About this exercise
Copy out each line below that has the word "structure" in it.

Dataset records:
========

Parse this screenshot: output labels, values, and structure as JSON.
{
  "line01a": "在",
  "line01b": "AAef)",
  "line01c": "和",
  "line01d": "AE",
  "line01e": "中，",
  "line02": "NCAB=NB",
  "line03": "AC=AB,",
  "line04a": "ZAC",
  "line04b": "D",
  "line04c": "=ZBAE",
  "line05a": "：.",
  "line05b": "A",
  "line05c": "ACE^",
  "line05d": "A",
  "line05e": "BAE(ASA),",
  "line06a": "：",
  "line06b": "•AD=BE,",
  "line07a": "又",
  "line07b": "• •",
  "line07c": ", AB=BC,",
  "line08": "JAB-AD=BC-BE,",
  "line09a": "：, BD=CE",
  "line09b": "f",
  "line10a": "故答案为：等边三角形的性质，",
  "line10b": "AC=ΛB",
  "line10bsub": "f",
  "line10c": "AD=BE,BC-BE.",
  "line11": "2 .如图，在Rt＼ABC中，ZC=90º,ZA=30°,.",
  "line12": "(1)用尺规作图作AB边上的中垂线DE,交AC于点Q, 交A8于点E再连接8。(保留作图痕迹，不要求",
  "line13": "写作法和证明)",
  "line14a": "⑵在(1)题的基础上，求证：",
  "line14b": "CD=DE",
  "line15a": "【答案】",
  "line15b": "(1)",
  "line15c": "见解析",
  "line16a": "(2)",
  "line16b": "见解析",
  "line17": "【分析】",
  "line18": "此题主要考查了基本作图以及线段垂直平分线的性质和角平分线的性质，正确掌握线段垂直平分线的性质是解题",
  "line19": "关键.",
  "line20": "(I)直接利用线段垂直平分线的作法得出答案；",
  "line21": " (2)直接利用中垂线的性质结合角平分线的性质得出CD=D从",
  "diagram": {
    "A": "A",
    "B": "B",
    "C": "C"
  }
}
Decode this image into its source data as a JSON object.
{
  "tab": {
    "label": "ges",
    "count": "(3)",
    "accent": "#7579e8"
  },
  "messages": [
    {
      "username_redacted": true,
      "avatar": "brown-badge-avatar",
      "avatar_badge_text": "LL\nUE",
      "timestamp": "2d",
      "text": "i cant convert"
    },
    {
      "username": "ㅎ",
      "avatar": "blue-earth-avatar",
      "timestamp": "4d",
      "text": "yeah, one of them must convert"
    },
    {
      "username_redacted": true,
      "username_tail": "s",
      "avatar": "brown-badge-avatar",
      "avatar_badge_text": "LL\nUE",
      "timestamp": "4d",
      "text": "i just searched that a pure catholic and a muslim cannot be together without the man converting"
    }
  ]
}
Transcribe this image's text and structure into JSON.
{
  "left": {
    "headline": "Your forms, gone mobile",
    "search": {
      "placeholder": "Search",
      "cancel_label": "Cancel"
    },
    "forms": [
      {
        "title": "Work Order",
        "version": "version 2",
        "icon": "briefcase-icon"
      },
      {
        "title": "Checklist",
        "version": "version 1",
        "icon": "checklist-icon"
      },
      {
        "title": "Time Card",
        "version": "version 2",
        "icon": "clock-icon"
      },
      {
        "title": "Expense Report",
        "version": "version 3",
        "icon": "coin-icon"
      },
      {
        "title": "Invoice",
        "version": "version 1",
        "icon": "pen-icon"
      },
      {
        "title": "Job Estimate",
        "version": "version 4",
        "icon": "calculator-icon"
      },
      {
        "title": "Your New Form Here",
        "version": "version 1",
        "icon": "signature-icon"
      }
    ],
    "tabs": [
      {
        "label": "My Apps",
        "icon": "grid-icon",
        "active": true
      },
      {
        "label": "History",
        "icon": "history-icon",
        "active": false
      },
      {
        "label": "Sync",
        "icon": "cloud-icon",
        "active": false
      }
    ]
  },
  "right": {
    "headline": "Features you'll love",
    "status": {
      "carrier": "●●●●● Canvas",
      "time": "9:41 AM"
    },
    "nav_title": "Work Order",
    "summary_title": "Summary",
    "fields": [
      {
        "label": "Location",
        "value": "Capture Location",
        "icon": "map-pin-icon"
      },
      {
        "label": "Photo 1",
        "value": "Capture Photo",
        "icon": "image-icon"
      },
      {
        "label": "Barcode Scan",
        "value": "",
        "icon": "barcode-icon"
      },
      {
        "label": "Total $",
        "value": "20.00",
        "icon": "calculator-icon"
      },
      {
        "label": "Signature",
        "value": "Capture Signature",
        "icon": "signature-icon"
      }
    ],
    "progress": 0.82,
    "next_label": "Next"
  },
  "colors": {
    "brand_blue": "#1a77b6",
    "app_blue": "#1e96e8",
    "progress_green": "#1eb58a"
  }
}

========

Task response
Parse this screenshot: output labels, values, and structure as JSON.
Transcribe this image's text and structure into JSON.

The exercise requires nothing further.